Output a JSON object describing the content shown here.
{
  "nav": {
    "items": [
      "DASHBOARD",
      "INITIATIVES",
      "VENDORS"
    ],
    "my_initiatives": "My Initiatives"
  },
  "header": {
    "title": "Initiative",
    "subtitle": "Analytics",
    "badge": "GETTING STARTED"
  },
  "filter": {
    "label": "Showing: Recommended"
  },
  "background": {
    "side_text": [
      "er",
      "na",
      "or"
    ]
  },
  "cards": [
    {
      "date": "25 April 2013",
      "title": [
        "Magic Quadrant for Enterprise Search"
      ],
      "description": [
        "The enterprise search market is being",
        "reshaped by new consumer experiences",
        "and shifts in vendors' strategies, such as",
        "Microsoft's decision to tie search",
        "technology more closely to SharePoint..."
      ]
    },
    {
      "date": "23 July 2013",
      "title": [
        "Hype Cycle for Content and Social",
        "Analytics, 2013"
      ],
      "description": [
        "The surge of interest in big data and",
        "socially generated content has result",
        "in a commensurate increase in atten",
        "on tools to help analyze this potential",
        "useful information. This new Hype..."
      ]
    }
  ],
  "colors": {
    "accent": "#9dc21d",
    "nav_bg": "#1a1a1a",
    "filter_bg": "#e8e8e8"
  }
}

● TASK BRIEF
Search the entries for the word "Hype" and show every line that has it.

● RESPONSE
        "Hype Cycle for Content and Social",
        "useful information. This new Hype..."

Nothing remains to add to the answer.